Make a gift to support Sephardic Studies at the University of Washington and its wide range of projects and programming. Learn more >
Do you have an old wedding photo from Izmir, immigration documents from Istanbul, or a Ladino book from Salonica? Consider preserving and sharing your artifact with the Sephardic Studies Digital Collection. Learn more >
We can connect you with qualified translators for documents in Ladino (including those written in soletreo), Greek, Ottoman Turkish, French, and more. Learn more >
The UW Sephardic Studies Program has captured the attention of local media, national news outlets, and international venues from the UW Daily to The Jerusalem Post and Spanish radio. See recent stories >
Read a translation of Albert Levy's poem about bedikat hamets, the Jewish ritual that involves cleaning one's home for Passover.
When a Jewish election committee officially appointed Haim Nahum as chief rabbi of the Ottoman Empire, it changed the way Ottoman Jews navigated citizenship, self-governance, and religious authority.
Ladino letters written and dictated by women between Rhodes and Seattle offer a rare insight into the concerns and aspirations of Sephardic women in the early twentieth century.
Dr. Devin Naar, Sephardic Studies Program Chair & Isaac Alhadeff Professor of Sephardic Studies
Dr. Devin E. Naar is the Isaac Alhadeff Professor in Sephardic Studies, Associate Professor of History, and faculty at the Stroum Center for Jewish Studies in the Jackson School of International Studies at the University of Washington. Born and raised in New Jersey, Dr. Naar graduated summa cum laude from Washington University in St. Louis and received his Ph.D. in History at Stanford University.
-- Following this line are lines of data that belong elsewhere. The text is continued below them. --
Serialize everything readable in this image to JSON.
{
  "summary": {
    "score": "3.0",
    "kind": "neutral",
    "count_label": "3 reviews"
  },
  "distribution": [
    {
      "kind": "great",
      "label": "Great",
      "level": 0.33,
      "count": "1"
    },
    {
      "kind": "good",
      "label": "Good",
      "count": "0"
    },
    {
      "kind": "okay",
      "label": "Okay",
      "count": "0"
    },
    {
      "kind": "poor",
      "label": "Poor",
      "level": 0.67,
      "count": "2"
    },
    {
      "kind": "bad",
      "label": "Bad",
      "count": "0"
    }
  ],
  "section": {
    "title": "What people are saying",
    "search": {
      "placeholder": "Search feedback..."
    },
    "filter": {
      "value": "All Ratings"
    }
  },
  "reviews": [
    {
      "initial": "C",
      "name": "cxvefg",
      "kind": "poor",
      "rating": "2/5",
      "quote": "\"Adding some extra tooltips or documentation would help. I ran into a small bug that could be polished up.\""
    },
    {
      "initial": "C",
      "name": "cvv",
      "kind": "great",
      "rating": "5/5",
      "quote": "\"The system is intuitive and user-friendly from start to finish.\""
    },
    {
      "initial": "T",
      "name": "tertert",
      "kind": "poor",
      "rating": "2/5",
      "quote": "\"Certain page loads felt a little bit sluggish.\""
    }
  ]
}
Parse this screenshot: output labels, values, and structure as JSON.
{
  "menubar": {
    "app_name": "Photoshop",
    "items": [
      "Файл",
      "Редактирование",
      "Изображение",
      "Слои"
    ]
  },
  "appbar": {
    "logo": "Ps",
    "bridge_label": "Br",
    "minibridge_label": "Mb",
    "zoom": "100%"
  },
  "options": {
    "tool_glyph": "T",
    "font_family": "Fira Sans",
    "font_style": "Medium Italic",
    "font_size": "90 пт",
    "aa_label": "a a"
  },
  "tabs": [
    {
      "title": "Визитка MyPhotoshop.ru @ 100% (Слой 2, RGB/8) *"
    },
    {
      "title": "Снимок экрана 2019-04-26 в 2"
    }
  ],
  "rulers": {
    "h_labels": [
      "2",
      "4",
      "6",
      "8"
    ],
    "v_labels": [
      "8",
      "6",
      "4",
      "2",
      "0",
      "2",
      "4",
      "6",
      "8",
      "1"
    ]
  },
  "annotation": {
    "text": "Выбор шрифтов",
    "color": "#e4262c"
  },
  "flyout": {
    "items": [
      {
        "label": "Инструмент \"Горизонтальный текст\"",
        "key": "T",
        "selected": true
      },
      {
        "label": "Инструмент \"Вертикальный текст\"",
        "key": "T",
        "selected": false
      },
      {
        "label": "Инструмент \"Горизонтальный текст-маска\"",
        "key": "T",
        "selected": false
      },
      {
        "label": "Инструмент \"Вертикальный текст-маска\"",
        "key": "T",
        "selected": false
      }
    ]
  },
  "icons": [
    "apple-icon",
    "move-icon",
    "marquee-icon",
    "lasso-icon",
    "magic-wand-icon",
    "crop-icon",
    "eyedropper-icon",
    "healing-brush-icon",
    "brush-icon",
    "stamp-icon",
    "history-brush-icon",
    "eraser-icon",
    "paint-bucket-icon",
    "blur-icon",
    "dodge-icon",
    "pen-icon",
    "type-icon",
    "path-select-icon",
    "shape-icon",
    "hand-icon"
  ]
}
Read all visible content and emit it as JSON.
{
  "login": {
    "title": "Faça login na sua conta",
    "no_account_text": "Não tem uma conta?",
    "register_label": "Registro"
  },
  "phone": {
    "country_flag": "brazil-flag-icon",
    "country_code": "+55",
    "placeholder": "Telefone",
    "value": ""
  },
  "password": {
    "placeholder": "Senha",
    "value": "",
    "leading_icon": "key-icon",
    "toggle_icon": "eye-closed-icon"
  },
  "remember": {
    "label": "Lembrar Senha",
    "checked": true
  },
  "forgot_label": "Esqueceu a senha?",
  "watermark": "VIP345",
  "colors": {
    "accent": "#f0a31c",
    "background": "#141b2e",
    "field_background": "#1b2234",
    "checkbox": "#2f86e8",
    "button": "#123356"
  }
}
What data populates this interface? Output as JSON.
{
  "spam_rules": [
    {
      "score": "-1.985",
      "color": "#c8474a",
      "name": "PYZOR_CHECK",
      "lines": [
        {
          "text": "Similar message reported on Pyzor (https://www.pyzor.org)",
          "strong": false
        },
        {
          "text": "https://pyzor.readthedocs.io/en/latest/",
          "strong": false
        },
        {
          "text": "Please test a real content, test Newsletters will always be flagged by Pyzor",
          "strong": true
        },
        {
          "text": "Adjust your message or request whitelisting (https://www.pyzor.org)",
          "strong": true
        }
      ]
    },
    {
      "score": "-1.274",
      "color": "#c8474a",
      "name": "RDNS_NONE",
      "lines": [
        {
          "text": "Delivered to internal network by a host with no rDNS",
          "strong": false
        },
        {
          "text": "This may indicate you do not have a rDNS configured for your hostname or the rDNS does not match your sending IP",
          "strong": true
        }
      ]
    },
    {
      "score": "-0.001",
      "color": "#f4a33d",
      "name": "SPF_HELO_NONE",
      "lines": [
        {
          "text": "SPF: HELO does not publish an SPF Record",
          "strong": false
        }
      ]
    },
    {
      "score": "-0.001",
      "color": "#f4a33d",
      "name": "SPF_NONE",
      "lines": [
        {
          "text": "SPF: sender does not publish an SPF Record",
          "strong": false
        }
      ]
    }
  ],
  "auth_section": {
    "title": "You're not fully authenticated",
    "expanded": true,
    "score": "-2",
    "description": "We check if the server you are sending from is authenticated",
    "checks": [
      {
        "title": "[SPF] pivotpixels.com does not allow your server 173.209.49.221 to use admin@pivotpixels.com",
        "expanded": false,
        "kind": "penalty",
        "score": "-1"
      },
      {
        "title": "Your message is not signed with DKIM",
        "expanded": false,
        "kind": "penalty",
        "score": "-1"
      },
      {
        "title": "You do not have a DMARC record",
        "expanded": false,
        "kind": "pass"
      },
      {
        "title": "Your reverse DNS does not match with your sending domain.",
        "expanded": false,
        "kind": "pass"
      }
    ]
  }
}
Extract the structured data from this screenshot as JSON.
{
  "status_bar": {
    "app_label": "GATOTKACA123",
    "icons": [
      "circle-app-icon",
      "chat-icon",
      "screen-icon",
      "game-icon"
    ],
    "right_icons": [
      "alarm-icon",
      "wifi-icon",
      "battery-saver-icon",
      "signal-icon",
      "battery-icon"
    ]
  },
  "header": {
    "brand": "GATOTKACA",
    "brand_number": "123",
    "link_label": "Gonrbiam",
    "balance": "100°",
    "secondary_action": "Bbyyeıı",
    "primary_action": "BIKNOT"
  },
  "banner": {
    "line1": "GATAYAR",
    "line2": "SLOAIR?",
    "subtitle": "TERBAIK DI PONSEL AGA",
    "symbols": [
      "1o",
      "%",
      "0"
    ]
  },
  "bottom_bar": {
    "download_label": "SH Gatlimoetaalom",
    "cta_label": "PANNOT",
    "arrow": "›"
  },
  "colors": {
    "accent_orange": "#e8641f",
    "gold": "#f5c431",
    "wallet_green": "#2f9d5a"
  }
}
His forthcoming book with Stanford University Press, Jewish Salonica: Between the Ottoman Empire and Modern Greece, based on his prize-winning dissertation, explores the impact of the collapse of the Ottoman Empire and the rise of modern Greece during the 19th and 20th centuries on the Jews of Salonica (Thessaloniki).
In recognition of the contributions he has already made to the study of Sephardic history, Dr. Naar was recently elected to the Academic Advisory Council of the Center for Jewish History in New York. He is the only assistant professor to receive this prestigious post, where he will represent the American Sephardic Federation.
Read more about Professor Naar at his Jewish Studies faculty page.
Sephardic Studies Founders’ Circle
Our program is deeply grateful for the support of the Sephardic Studies Founders’ Circle:
|Ike Alhadeff Foundation||Eli & Rebecca Almo||Joel & Maureen Benoliel|
|Harley & Lela Franco||Richard & Barrie Galanti||Marty & Sharon Lott|